> [WORK ORDER]:
Please go through the records below and return every line holding the word "thread".

[Entries from a dataset of interfaces]

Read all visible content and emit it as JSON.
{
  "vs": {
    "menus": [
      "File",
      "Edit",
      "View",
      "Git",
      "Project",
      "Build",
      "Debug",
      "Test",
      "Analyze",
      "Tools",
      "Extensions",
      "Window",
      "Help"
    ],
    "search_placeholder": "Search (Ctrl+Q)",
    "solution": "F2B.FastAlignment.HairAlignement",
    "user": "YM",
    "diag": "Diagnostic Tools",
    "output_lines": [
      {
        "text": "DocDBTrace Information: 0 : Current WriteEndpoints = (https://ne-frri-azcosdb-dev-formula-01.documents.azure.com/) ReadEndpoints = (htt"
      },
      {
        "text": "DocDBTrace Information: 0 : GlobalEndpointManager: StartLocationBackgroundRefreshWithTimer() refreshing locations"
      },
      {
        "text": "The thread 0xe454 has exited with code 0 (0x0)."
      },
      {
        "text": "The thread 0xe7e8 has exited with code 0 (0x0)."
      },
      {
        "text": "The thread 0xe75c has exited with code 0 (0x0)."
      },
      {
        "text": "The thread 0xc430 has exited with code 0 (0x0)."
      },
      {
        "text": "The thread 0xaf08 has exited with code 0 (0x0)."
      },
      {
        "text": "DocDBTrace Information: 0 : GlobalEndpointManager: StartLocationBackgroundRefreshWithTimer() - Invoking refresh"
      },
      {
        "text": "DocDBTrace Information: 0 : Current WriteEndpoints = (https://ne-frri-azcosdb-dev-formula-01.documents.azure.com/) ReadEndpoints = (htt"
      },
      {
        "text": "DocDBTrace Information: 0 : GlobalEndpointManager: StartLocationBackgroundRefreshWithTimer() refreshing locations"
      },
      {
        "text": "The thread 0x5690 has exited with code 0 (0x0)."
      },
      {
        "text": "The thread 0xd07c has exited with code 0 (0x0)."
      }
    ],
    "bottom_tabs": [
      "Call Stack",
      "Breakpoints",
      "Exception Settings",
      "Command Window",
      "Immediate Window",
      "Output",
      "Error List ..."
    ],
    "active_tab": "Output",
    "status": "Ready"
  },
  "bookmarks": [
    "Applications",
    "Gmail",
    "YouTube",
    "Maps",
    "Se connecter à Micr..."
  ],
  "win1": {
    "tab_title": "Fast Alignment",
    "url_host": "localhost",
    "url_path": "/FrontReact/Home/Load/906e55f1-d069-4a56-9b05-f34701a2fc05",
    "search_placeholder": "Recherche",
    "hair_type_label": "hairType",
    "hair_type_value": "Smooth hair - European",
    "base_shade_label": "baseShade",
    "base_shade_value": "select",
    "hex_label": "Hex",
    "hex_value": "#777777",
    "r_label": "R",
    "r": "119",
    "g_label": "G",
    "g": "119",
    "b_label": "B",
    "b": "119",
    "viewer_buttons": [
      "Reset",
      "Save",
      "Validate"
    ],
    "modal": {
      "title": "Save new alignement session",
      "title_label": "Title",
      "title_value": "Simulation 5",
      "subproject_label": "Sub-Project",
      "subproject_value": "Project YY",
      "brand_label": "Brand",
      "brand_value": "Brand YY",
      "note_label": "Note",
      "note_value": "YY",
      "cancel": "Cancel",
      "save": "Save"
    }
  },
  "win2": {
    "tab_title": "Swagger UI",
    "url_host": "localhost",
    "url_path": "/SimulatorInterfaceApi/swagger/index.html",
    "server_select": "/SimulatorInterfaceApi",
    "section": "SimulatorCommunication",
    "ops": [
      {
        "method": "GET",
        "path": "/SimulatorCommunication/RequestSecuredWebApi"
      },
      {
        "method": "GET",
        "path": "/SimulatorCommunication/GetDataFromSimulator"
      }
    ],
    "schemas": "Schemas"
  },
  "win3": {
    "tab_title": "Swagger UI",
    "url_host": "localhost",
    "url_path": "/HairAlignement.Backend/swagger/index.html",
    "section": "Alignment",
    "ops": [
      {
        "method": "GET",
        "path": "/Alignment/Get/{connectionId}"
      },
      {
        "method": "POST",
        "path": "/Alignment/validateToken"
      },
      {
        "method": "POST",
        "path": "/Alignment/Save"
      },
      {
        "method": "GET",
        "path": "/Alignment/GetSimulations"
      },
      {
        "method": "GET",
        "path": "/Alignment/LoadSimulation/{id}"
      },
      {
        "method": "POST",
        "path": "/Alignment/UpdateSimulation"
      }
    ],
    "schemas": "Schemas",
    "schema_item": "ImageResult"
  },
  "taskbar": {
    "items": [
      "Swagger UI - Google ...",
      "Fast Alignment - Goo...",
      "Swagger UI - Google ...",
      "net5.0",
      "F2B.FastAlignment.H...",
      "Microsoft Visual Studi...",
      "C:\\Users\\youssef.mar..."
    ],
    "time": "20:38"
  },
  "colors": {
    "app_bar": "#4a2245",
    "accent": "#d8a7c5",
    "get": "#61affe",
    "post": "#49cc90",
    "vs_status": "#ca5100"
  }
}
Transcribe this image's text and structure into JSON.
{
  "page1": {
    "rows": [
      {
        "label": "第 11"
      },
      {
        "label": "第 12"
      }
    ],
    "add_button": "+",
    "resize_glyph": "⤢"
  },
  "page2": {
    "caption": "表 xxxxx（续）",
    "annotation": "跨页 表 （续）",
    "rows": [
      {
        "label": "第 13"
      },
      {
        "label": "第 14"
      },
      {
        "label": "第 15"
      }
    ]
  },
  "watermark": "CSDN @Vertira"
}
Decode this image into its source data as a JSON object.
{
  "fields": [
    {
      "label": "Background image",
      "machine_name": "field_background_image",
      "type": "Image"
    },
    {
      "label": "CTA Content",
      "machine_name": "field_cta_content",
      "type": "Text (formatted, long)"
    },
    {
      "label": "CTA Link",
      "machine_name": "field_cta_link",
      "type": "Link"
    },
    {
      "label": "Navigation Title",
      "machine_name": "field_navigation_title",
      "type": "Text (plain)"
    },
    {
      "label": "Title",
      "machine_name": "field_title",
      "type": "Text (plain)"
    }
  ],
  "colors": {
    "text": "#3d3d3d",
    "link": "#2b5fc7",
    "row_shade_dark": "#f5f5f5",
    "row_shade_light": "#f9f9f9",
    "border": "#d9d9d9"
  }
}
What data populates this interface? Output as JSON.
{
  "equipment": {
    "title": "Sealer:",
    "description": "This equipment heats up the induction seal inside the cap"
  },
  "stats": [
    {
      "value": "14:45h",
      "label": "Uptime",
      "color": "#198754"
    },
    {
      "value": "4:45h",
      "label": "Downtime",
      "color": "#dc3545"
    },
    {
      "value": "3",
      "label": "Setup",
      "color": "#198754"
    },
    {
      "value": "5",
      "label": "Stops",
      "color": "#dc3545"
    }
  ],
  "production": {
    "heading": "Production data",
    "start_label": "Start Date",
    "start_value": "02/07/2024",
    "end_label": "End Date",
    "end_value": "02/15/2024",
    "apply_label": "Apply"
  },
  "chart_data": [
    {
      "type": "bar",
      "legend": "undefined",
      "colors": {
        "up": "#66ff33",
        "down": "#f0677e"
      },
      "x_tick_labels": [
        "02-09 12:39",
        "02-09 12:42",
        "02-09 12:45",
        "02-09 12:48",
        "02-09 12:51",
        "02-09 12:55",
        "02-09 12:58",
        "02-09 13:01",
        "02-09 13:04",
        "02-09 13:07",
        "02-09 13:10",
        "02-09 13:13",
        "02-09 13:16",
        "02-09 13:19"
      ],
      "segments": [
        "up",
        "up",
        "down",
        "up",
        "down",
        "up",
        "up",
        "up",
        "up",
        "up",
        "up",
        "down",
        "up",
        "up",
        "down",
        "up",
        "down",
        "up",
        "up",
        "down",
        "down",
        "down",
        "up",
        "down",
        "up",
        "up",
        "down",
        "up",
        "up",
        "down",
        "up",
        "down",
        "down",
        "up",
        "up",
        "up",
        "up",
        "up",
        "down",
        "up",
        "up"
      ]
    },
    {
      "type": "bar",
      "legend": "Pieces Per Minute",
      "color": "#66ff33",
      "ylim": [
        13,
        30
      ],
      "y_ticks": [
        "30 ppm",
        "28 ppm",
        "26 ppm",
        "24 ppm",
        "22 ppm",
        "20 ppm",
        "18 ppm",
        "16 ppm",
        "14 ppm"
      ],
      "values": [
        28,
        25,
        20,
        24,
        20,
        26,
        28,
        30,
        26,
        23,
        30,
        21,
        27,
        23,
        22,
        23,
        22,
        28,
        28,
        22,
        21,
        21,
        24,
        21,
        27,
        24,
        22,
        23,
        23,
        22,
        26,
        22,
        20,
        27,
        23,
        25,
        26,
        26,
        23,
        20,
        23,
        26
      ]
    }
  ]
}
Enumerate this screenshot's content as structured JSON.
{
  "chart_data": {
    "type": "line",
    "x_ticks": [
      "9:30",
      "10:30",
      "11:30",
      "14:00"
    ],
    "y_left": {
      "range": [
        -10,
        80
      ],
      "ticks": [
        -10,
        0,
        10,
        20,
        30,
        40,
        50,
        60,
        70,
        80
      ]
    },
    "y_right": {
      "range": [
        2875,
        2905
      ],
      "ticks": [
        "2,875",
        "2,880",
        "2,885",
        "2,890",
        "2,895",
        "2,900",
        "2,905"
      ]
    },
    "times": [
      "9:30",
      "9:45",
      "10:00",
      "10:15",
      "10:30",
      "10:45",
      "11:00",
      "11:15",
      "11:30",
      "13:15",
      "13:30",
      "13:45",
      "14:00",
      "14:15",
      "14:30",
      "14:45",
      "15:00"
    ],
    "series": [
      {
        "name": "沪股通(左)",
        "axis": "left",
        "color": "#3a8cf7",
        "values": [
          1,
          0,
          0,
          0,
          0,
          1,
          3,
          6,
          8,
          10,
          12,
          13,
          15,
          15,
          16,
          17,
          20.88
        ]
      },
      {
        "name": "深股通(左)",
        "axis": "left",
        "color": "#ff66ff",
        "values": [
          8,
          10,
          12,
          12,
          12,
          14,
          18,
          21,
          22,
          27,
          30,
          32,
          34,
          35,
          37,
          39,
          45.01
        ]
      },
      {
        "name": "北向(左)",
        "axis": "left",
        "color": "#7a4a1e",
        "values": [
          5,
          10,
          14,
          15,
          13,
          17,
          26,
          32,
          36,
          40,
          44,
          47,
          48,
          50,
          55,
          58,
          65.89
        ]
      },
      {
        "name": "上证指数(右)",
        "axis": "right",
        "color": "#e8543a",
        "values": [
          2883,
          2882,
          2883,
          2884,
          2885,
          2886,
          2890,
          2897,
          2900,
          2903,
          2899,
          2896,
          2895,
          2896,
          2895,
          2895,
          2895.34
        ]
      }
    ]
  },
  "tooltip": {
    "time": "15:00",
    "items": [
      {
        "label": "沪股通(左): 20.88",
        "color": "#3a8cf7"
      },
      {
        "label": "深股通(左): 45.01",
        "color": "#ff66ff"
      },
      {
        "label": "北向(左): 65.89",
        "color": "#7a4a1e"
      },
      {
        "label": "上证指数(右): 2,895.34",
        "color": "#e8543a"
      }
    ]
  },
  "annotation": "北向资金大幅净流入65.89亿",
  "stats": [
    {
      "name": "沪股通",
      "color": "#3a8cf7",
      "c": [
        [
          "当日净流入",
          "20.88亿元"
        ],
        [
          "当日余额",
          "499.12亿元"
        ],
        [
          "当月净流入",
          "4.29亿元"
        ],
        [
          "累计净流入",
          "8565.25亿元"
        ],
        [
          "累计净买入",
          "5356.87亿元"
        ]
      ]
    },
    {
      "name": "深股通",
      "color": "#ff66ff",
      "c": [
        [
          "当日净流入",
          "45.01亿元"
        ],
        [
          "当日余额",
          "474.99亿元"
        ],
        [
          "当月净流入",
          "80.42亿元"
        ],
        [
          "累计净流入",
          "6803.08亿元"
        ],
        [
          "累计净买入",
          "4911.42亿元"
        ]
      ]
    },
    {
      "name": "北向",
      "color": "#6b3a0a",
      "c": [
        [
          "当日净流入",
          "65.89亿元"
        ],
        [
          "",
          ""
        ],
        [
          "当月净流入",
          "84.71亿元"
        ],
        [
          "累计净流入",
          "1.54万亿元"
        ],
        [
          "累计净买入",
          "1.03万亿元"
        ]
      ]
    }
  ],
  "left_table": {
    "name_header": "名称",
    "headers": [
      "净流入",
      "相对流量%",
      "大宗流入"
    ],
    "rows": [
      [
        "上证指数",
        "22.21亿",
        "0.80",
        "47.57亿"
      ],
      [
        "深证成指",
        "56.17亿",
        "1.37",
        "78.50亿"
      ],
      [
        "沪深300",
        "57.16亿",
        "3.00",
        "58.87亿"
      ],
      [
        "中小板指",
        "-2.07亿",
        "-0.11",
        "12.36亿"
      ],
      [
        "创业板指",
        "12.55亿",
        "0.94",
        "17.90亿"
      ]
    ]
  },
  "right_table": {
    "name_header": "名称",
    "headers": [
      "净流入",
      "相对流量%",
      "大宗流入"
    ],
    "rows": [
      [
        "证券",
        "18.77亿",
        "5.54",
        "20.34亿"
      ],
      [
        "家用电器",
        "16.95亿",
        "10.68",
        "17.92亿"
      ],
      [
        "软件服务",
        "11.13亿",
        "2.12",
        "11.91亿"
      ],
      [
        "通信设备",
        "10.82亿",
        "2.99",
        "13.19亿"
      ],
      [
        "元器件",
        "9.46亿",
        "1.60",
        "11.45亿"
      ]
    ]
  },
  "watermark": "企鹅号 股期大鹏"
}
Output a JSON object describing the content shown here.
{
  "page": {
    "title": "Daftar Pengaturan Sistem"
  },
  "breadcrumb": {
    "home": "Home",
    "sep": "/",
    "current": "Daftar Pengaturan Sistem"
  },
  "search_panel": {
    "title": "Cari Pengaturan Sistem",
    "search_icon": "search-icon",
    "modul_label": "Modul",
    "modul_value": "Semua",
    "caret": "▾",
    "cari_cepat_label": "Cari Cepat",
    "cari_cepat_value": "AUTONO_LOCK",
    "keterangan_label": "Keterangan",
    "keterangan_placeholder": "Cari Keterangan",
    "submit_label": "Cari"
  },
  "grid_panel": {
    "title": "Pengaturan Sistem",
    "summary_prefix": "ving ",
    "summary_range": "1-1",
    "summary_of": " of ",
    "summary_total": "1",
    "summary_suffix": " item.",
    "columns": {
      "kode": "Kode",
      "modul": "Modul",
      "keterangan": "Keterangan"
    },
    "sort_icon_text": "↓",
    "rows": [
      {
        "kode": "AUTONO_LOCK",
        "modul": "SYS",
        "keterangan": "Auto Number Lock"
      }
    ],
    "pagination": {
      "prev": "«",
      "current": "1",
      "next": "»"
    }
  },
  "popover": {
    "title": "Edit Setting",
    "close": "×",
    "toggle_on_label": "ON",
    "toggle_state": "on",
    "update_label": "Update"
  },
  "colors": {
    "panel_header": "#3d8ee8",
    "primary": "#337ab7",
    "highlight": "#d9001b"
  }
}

> [YOUR RESPONSE]:
        "text": "The thread 0xe454 has exited with code 0 (0x0)."
        "text": "The thread 0xe7e8 has exited with code 0 (0x0)."
        "text": "The thread 0xe75c has exited with code 0 (0x0)."
        "text": "The thread 0xc430 has exited with code 0 (0x0)."
        "text": "The thread 0xaf08 has exited with code 0 (0x0)."
        "text": "The thread 0x5690 has exited with code 0 (0x0)."
        "text": "The thread 0xd07c has exited with code 0 (0x0)."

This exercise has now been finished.